What We Learned About Offshore Drilling from the BP Oil Spill
Over five years have past since BP’s catastrophic oil spill in the gulf of Mexico. The spill was not only the failure of British Petroleum but the regulatory bodies that oversaw the offshore drilling operations.
In April of 2010, the Deepwater Horizon oil rig exploded in the Gulf of Mexico killing 11 people and forcing millions of barrels of oil into the ocean. For 87 days, the rig filled the ocean with oil; killing marine life and soiling more than a thousand miles of coast from Texas to Florida.
The spill, approximately 3.19 million barrels of oil, has completely changed how the federal government regulates offshore drilling. Barack Obama’s administration has proposed a series of regulations to the prevent any similar disasters from happening in the future.
These new rules would require improved technology to better seal well ruptures. Others involve more rigorous safety tests by inspectors.
When the Deepwater Horizon exploded the biggest issue wasn’t the explosion itself but massive task of resealing the massive crater that resulted. If you can remember, BP and government tried a cavalcade of different solutions to the problem including stuffing garbage and golfballs into the role in an attempt to halt the spill. After 87 days the spill was stopped and the legal battles began.
In the end BP was found responsible and reached a $4.5 Billion criminal settlement with the Justice Department and paid $14 billion for cleanup.
The new proposed regulations would work most closely to improve the technology used to stop the seal. Particularly new and improved blowout preventers will be used as they are the last line of defense against major oil spills.

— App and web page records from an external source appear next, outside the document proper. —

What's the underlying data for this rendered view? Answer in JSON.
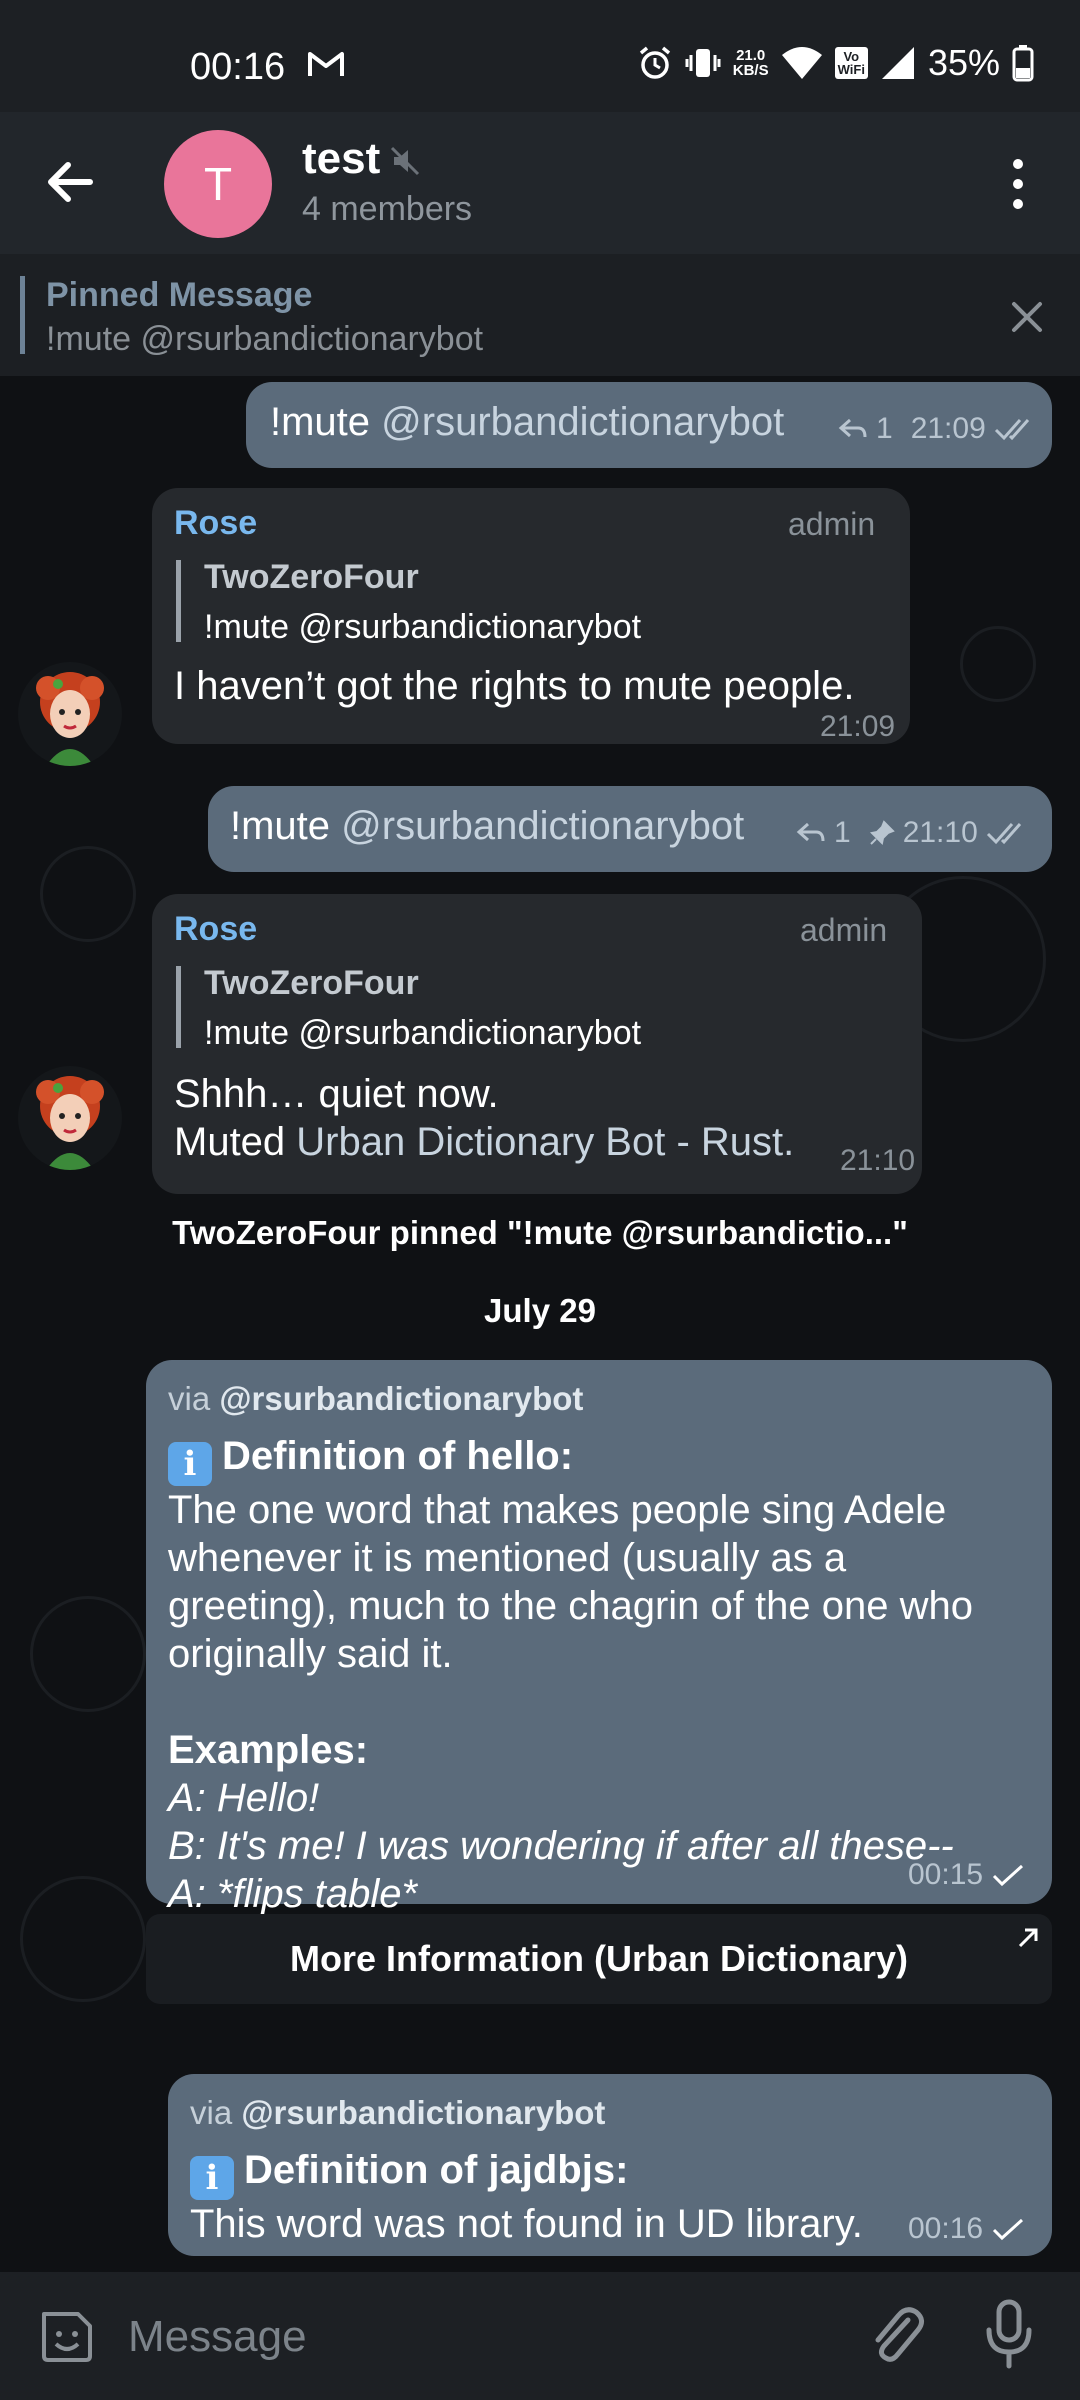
{
  "status_bar": {
    "time": "00:16",
    "net_speed_top": "21.0",
    "net_speed_bottom": "KB/S",
    "volte_top": "Vo",
    "volte_bottom": "WiFi",
    "battery": "35%"
  },
  "header": {
    "avatar_letter": "T",
    "title": "test",
    "subtitle": "4 members"
  },
  "pinned": {
    "title": "Pinned Message",
    "text": "!mute @rsurbandictionarybot"
  },
  "messages": [
    {
      "command": "!mute",
      "mention": "@rsurbandictionarybot",
      "replies": "1",
      "time": "21:09"
    },
    {
      "sender": "Rose",
      "role": "admin",
      "quote_name": "TwoZeroFour",
      "quote_text": "!mute @rsurbandictionarybot",
      "text": "I haven’t got the rights to mute people.",
      "time": "21:09"
    },
    {
      "command": "!mute",
      "mention": "@rsurbandictionarybot",
      "replies": "1",
      "time": "21:10"
    },
    {
      "sender": "Rose",
      "role": "admin",
      "quote_name": "TwoZeroFour",
      "quote_text": "!mute @rsurbandictionarybot",
      "line1": "Shhh… quiet now.",
      "line2_prefix": "Muted ",
      "line2_link": "Urban Dictionary Bot - Rust.",
      "time": "21:10"
    }
  ],
  "service_pinned": "TwoZeroFour pinned \"!mute @rsurbandictio...\"",
  "date_separator": "July 29",
  "inline1": {
    "via_prefix": "via ",
    "via_bot": "@rsurbandictionarybot",
    "info_glyph": "i",
    "heading": "Definition of hello:",
    "body_l1": "The one word that makes people sing Adele",
    "body_l2": "whenever it is mentioned (usually as a",
    "body_l3": "greeting), much to the chagrin of the one who",
    "body_l4": "originally said it.",
    "examples_label": "Examples:",
    "ex1": "A: Hello!",
    "ex2": "B: It's me! I was wondering if after all these--",
    "ex3": "A: *flips table*",
    "time": "00:15",
    "button": "More Information (Urban Dictionary)"
  },
  "inline2": {
    "via_prefix": "via ",
    "via_bot": "@rsurbandictionarybot",
    "info_glyph": "i",
    "heading": "Definition of jajdbjs:",
    "body": "This word was not found in UD library.",
    "time": "00:16"
  },
  "input": {
    "placeholder": "Message"
  },
  "colors": {
    "outgoing_bubble": "#5b6b7b",
    "incoming_bubble": "#26292d",
    "sender_name": "#79b8ee",
    "avatar": "#e9759a"
  }
}
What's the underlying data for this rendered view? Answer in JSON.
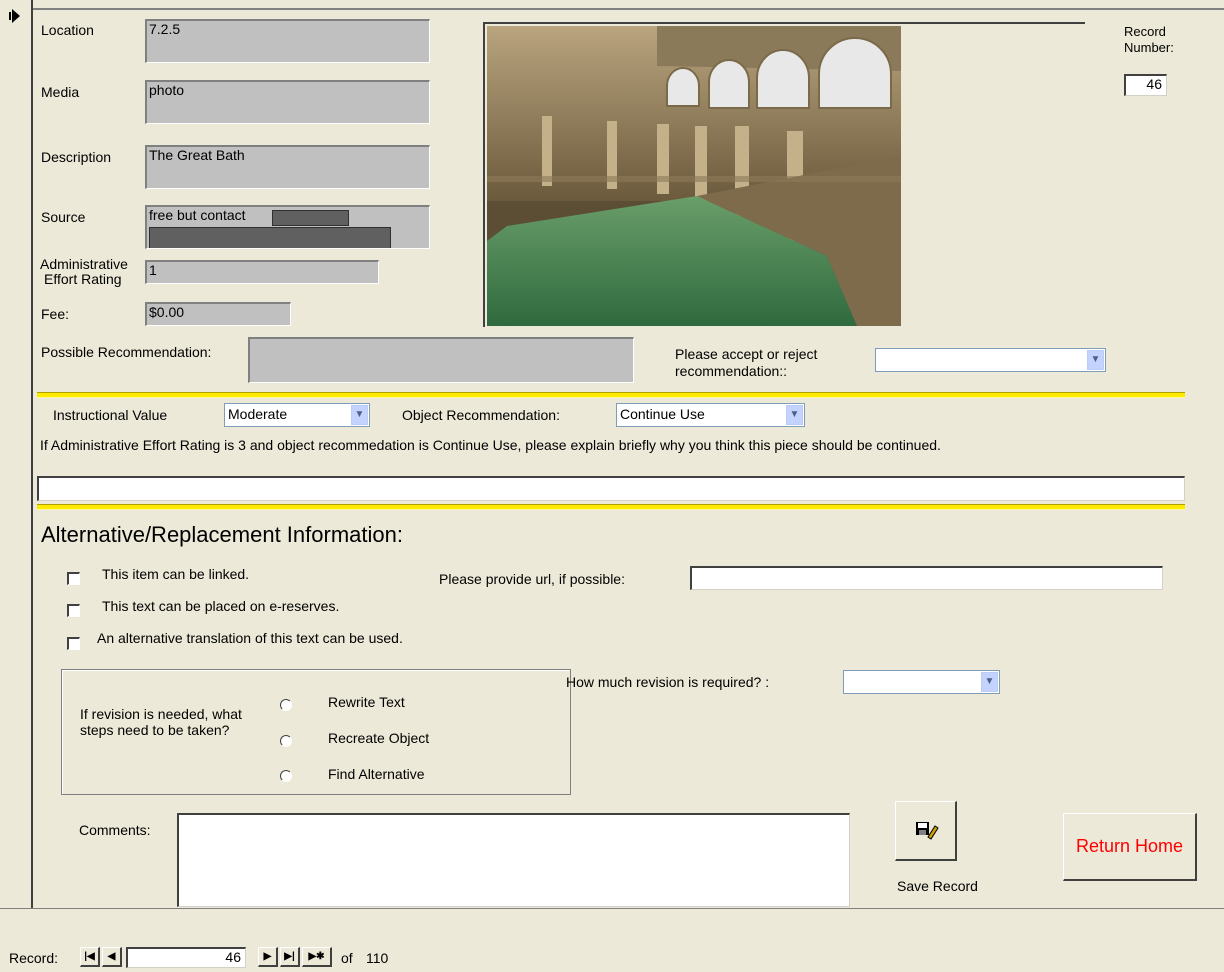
{
  "fields": {
    "location": {
      "label": "Location",
      "value": "7.2.5"
    },
    "media": {
      "label": "Media",
      "value": "photo"
    },
    "description": {
      "label": "Description",
      "value": "The Great Bath"
    },
    "source": {
      "label": "Source",
      "value": "free but contact"
    },
    "admin_effort": {
      "label_line1": "Administrative",
      "label_line2": "Effort Rating",
      "value": "1"
    },
    "fee": {
      "label": "Fee:",
      "value": "$0.00"
    },
    "possible_recommendation": {
      "label": "Possible Recommendation:",
      "value": ""
    }
  },
  "record_number": {
    "label_line1": "Record",
    "label_line2": "Number:",
    "value": "46"
  },
  "accept_reject": {
    "label_line1": "Please accept or reject",
    "label_line2": "recommendation::",
    "value": ""
  },
  "instructional_value": {
    "label": "Instructional Value",
    "value": "Moderate"
  },
  "object_recommendation": {
    "label": "Object Recommendation:",
    "value": "Continue Use"
  },
  "explain_text": "If Administrative Effort Rating is 3 and object recommedation is Continue Use, please explain briefly why you think this piece should be continued.",
  "alt_section": {
    "title": "Alternative/Replacement Information:",
    "check_linked": "This item can be linked.",
    "check_ereserves": "This text can be placed on e-reserves.",
    "check_translation": "An alternative translation of this text can be used.",
    "url_label": "Please provide url, if possible:"
  },
  "revision": {
    "question": "If revision is needed, what steps need to be taken?",
    "options": [
      "Rewrite Text",
      "Recreate Object",
      "Find Alternative"
    ],
    "how_much_label": "How much revision is required? :",
    "how_much_value": ""
  },
  "comments_label": "Comments:",
  "save_label": "Save Record",
  "return_home_label": "Return Home",
  "navigation": {
    "record_label": "Record:",
    "current": "46",
    "of_label": "of",
    "total": "110"
  },
  "colors": {
    "accent_yellow": "#ffea00",
    "return_home_text": "#ff0000",
    "form_bg": "#ece9d8"
  },
  "icons": {
    "record_selector": "record-selector-arrow-icon",
    "save": "save-disk-pencil-icon"
  }
}
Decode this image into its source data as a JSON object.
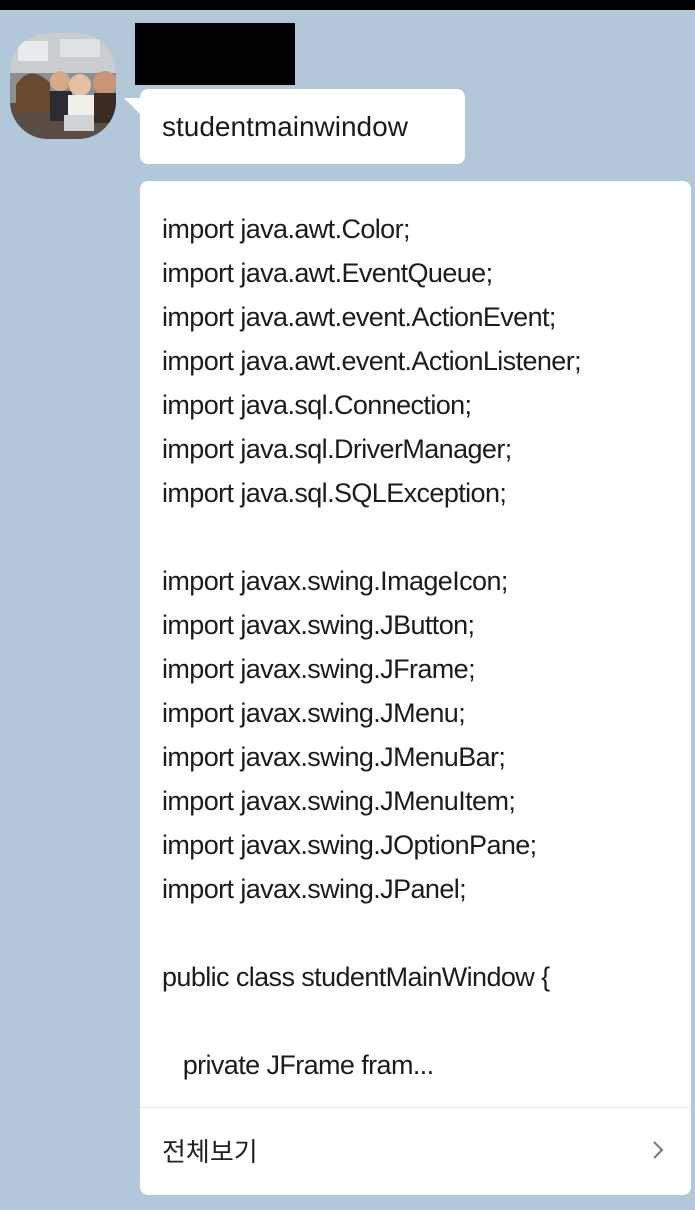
{
  "message": {
    "title": "studentmainwindow",
    "code_preview": "import java.awt.Color;\nimport java.awt.EventQueue;\nimport java.awt.event.ActionEvent;\nimport java.awt.event.ActionListener;\nimport java.sql.Connection;\nimport java.sql.DriverManager;\nimport java.sql.SQLException;\n\nimport javax.swing.ImageIcon;\nimport javax.swing.JButton;\nimport javax.swing.JFrame;\nimport javax.swing.JMenu;\nimport javax.swing.JMenuBar;\nimport javax.swing.JMenuItem;\nimport javax.swing.JOptionPane;\nimport javax.swing.JPanel;\n\npublic class studentMainWindow {\n\n   private JFrame fram...",
    "view_all_label": "전체보기",
    "view_all_icon": "chevron-right-icon"
  },
  "colors": {
    "background": "#b2c7da",
    "bubble": "#ffffff",
    "redaction": "#000000"
  }
}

The preventer is a five-story collection of valves and blades including an emergency hydraulic device with two sharp cutting blades called a blind shear ram, which are used to cut and seal the drill pipe, stopping a blowout.
Additional to the newer technology, regulators hope to increase the number of offshore drilling inspectors from 55 to 92, to improve safety.
All in all, these new rules should allow companies like BP to continue their offshore drilling operations while avoiding another catastrophic disaster like the Deepwater Horizon.